Henry George’s was a critic of big business and since there we social problems he blames it on a few monopolists to grow wealthy as a result of rising land values. He proposed a single tax on land to replace taxes which would be returned to in addition to the people. If they propose this tax it would destroy monopolies, distribute wealth, and it would eliminate poverty. Robber barons are the reason why people were being driven into poverty (DOC 1). The result of this was how the Northern capitalists led the South away from agriculture and economic dependence, and how they used their wealth to further grow the American industry. The captains of industry believed that the poor people were inferior to the rich people. The rich were superior because they had “wisdom, experience, and the ability to administer”. The duty of a rich person was to help out a poor person which was what was said in the Gospel of Wealth. The Gospel of Wealth is about how the rich person's responsibility is philanthropy. Carnegie believes in charity work so he would donate to libraries, and universities and schools and etc. Part of a captain of industries duty were to make sure that whatever he does whether it is “trust funds in which he administered”, it would have to benefit the community (DOC 2). Andrew Carnegie believed in Social Darwinism. Social Darwinism is the belief of the “survival of the fittest.” You are rich because God is rewarding and you are poor because you aren’t working hard
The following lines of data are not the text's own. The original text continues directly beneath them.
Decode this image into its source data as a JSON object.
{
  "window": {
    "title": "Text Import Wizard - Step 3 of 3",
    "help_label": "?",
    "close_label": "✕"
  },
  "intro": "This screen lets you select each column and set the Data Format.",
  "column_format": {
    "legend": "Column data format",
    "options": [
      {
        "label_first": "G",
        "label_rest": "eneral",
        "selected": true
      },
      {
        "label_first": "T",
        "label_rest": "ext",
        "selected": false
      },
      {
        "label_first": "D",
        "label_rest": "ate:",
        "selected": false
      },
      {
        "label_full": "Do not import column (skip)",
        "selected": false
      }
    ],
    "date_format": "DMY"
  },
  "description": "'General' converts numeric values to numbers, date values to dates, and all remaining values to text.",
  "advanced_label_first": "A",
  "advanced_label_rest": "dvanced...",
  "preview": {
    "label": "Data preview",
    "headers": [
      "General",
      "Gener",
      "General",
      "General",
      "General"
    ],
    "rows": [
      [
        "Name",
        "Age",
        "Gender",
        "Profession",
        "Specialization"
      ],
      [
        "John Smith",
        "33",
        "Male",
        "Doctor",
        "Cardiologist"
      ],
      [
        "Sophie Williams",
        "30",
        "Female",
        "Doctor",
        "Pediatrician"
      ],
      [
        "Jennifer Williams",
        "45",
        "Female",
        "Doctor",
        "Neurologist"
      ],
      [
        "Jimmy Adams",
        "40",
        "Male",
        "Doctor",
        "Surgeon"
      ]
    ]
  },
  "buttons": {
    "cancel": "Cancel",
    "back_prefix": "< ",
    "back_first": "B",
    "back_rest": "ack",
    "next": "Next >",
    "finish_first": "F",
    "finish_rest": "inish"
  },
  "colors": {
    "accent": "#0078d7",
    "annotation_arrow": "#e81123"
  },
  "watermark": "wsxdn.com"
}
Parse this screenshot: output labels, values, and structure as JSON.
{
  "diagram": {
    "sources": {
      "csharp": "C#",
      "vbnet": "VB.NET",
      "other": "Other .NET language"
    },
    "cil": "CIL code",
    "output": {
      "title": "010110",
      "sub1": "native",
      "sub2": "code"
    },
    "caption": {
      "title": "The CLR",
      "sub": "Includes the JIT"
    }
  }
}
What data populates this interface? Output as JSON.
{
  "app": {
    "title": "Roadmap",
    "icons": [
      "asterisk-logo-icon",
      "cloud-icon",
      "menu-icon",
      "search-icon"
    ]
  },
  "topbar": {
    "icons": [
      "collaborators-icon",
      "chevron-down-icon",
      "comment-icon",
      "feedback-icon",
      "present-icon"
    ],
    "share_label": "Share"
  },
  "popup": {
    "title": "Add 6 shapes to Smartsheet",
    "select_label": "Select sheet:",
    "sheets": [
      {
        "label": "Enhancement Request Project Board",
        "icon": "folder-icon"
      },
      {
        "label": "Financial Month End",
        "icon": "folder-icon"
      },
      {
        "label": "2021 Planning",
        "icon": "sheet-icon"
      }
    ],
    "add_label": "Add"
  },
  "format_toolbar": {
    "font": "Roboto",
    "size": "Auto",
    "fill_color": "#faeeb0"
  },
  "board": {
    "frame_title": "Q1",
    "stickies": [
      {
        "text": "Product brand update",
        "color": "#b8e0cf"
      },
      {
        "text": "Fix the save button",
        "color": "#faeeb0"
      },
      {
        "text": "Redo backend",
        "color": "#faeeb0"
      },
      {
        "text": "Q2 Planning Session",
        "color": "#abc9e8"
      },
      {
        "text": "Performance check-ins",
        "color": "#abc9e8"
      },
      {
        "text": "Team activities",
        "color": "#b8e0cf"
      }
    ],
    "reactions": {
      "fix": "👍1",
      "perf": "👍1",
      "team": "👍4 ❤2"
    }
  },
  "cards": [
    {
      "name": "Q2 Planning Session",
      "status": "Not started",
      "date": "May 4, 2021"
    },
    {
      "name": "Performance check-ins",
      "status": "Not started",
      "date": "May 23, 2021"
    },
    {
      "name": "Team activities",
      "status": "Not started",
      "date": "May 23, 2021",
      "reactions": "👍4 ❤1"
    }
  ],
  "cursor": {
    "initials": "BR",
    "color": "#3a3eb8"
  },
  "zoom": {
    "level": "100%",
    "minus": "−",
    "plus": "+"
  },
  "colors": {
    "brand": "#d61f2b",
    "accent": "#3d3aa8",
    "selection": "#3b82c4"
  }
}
A “robber baron” is defined as one who uses immoral methods to get rich. John D. Rockefeller, king of oil and the owner of the Standard Oil Company, was known for these unscrupulous tactics. Rockefeller’s peculiar ideas of the “law of nature” in accordance with his “primitive savagery” allowed this stealthy businessman to manipulate his way to the top. Although Rockefeller’s oil monopoly attributed to the wealth of the American economy, he destroyed the morality of modest men to accomplish ultimate power and prestige making him one of the wealthiest industrialists during his time.
The charge about the old days of the American economy—the nineteenth century, the “Gilded Age,” the era of the “robber barons”—was that it was always beset by a cycle of boom and bust. Whatever nice runs of expansion and opportunity that did come, they always seemed to be coupled with a pretty cataclysmic depression right around the corner. Boom and bust, boom and bust—this was the necessary pattern of the American economy in its primitive state.
These men were captains of industry because they all donated money. One way Rockefeller bestowed a portion of his money away was by giving “millions of dollars to a variety of causes.” In the reading it quotes, “In 1919 Rockefeller donated $50,000,000 to the Board to raise academic Salaries.” This quote demonstrates that John D. Rockefeller was not an awful guy and cared for other people. In addition, it later says in the reading it that he also donated money for religion and medical purposes. Another piece of evidence that shows these men are Captain of Industry was in the Eastman reading when it states, “He supported dental clinics for children who could not afford treatment.” Instead of keeping the money for himself to produce extra money, he decided to donate it to the unfortunate who couldn’t afford to receive treatments from dental clinics.